In a pre-recorded clip before the New England premiere of Knives Out, writer/director Rian Johnson — whilst thanking us for seeing the film and imploring us not to spoil it — said flat out that making it was “a blast.” It’s not hard to believe, and evident from the film’s very first scenes: everyone in front of the camera (Daniel Craig, Ana de Armas, Christopher Plummer, Don Johnson, Jamie Lee Curtis and a million others) breezes through having the time of their lives. And Johnson, too, exudes a confidence here as both a writer and a director that can only be borne of exciting material in the hands of a craftsman coming into his prime.
Continue reading Knives Out (2019)
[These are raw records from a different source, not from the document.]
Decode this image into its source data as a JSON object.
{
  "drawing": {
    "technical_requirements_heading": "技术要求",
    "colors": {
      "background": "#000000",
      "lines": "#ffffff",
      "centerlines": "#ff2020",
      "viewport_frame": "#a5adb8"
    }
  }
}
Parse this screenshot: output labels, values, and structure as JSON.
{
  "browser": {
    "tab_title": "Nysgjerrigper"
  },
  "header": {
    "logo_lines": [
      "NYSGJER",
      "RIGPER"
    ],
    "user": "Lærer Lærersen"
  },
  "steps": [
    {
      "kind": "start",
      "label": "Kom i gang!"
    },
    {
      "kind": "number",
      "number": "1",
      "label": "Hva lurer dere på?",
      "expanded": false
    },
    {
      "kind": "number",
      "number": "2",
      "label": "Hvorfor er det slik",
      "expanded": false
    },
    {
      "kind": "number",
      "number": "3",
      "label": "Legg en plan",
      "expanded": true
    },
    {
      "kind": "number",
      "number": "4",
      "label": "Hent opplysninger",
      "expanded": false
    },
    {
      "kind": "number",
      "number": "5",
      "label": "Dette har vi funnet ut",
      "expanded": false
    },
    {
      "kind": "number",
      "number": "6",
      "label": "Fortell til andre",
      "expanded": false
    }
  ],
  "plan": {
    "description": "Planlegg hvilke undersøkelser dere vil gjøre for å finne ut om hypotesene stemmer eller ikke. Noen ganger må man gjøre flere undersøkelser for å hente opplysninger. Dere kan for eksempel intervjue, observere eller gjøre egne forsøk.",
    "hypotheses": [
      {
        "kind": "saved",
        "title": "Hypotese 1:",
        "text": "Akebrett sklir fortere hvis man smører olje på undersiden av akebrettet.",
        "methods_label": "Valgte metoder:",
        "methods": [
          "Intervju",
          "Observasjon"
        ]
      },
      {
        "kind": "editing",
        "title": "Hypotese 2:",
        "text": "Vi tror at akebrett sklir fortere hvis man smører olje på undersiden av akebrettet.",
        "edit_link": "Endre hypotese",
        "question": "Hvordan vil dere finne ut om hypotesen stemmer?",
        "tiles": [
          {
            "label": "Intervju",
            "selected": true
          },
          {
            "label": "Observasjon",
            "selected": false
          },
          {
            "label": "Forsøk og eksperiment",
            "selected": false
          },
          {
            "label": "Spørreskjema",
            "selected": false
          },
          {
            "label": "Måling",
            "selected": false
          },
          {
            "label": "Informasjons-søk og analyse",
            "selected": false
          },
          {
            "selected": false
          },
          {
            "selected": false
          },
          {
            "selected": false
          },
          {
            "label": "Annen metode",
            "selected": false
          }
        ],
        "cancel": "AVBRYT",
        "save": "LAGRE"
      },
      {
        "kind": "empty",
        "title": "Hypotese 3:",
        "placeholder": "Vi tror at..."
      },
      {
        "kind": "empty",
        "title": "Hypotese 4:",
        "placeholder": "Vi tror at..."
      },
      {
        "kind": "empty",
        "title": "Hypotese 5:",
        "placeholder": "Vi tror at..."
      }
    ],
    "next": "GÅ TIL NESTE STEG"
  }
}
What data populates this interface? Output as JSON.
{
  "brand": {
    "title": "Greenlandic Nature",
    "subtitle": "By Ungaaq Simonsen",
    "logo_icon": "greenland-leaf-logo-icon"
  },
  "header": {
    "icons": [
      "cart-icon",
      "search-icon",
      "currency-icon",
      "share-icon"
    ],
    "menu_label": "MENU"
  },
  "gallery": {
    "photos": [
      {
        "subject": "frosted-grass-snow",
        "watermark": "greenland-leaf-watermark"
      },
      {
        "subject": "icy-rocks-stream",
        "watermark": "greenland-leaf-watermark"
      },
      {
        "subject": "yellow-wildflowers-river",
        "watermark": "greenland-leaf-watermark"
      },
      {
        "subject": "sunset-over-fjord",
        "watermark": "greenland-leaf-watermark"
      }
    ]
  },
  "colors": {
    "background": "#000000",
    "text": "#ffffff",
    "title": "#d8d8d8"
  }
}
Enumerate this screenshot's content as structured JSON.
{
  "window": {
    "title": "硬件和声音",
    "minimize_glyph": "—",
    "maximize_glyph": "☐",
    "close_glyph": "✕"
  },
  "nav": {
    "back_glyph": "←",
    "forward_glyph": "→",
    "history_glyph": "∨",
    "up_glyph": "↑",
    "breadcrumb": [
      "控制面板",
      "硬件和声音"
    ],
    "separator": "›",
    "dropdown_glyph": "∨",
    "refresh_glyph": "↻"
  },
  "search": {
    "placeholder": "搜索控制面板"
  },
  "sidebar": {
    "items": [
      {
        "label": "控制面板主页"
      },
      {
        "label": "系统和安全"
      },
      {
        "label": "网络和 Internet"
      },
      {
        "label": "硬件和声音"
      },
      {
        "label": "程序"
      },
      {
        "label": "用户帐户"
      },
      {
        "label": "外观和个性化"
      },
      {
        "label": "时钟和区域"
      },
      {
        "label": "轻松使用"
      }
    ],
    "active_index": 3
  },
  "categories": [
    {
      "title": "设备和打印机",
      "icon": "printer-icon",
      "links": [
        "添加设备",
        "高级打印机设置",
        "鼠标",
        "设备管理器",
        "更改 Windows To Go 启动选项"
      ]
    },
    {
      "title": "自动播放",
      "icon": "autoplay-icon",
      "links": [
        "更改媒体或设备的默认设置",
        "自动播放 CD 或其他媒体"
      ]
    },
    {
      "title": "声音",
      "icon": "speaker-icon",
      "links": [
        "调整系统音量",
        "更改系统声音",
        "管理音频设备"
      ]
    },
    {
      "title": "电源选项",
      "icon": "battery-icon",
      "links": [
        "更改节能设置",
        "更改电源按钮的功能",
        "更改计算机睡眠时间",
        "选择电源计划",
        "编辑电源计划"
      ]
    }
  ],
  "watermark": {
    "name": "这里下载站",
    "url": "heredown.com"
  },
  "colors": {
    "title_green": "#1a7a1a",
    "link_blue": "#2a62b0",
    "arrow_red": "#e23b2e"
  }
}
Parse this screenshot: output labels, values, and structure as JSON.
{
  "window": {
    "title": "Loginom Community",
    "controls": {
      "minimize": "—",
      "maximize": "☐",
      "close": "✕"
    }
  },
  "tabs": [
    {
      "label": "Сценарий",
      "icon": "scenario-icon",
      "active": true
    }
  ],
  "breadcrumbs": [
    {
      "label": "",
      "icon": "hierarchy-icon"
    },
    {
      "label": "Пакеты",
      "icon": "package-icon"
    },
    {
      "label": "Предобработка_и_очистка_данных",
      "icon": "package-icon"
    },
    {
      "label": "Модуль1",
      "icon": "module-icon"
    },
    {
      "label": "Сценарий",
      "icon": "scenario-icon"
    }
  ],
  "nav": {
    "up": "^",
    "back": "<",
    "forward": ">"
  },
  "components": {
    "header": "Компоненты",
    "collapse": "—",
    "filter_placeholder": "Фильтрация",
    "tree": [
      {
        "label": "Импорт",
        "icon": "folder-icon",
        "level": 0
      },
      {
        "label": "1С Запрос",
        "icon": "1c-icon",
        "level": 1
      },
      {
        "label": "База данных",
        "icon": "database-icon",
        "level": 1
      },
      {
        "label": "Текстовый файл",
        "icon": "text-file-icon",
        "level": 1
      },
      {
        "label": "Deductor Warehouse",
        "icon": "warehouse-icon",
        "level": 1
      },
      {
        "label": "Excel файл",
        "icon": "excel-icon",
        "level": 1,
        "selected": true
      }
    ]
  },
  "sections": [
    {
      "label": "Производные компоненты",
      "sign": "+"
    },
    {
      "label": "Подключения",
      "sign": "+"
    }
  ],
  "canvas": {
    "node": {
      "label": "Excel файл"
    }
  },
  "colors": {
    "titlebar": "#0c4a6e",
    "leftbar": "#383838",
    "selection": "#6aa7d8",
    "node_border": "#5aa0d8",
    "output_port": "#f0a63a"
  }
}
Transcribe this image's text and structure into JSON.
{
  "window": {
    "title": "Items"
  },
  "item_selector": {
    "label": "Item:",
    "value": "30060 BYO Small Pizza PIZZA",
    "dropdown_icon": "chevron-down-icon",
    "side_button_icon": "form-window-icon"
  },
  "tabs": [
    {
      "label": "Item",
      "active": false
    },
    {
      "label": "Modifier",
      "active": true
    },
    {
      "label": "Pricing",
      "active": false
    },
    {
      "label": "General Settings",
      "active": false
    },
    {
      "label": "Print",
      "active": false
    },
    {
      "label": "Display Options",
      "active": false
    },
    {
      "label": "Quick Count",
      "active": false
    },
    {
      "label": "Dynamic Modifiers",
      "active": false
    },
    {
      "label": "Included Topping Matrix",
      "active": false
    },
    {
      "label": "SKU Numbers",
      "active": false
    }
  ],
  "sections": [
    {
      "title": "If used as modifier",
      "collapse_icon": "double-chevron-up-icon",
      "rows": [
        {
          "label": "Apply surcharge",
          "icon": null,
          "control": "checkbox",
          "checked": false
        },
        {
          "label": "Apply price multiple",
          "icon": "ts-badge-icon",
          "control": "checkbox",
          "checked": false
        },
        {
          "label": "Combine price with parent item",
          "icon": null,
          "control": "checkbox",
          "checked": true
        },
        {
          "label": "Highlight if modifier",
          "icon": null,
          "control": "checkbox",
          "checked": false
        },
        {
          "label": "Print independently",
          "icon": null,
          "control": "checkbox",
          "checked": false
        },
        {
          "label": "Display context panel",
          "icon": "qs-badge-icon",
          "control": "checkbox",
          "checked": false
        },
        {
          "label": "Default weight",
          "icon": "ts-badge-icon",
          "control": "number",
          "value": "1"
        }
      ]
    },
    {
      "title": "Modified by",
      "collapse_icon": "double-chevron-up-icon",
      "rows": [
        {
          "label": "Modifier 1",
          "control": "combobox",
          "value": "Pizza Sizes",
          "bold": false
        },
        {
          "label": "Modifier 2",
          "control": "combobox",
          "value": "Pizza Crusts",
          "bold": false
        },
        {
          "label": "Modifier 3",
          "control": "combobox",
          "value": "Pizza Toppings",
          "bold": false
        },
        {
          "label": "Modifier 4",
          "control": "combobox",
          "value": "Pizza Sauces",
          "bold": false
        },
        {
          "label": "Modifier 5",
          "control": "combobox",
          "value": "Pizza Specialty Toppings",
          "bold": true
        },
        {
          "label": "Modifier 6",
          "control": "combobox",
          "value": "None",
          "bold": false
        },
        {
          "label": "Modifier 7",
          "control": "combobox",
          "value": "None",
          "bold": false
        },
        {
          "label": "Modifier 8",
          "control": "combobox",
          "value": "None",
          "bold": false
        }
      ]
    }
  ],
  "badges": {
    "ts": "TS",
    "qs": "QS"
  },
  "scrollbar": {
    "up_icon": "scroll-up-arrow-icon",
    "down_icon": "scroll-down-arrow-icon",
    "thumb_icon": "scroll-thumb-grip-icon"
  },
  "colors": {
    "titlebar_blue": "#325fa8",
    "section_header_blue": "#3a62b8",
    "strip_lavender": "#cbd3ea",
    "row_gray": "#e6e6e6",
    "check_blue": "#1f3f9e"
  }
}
In 2017 The Last Jedi ignited a culture war between lovers of Star Wars on the one side and…well, lovers of Star Wars on the other side. This war was ostensibly borne of debate over the film, praise versus criticism, and there certainly is a battlefront of this war that does engage in genuine discourse over Jedi. There’s another front, of course, comprised mostly of warriors fighting with a willing blindness to the merits or pitfalls of the film as a film; some people just despise Jedi for puerile personal reasons, some just defend it simply because it’s Star Wars. This is the Ultimate First World Problem, such hatred and ire thrown about over the seventh sequel to a space fantasy from 1977. But intentionally or not, a particular faction of “critics” revealed themselves during this war. We’ll call them the Shitboys, because they’re mostly boys and they mostly shit on everything.
The Shitboys are that splinter cell of Jedi-haters that conspired to sink the Rotten Tomatoes score of the film by flooding the internet with bad reviews. They sent death threats to director Rian Johnson from the safety of their mother’s basements. They made cute little petitions that proposed Disney literally remake the movie they just released. Eventually, they shit the same shit over Black Panther, actually claiming that white males were becoming a marginalized group in Hollywood. Once the rest of us stopped laughing/crying and once Panther walked home with billions of dollars and a few Oscars, the Shitboys regrouped and set to work on Captain Marvel:
Continue reading Captain Marvel (2019)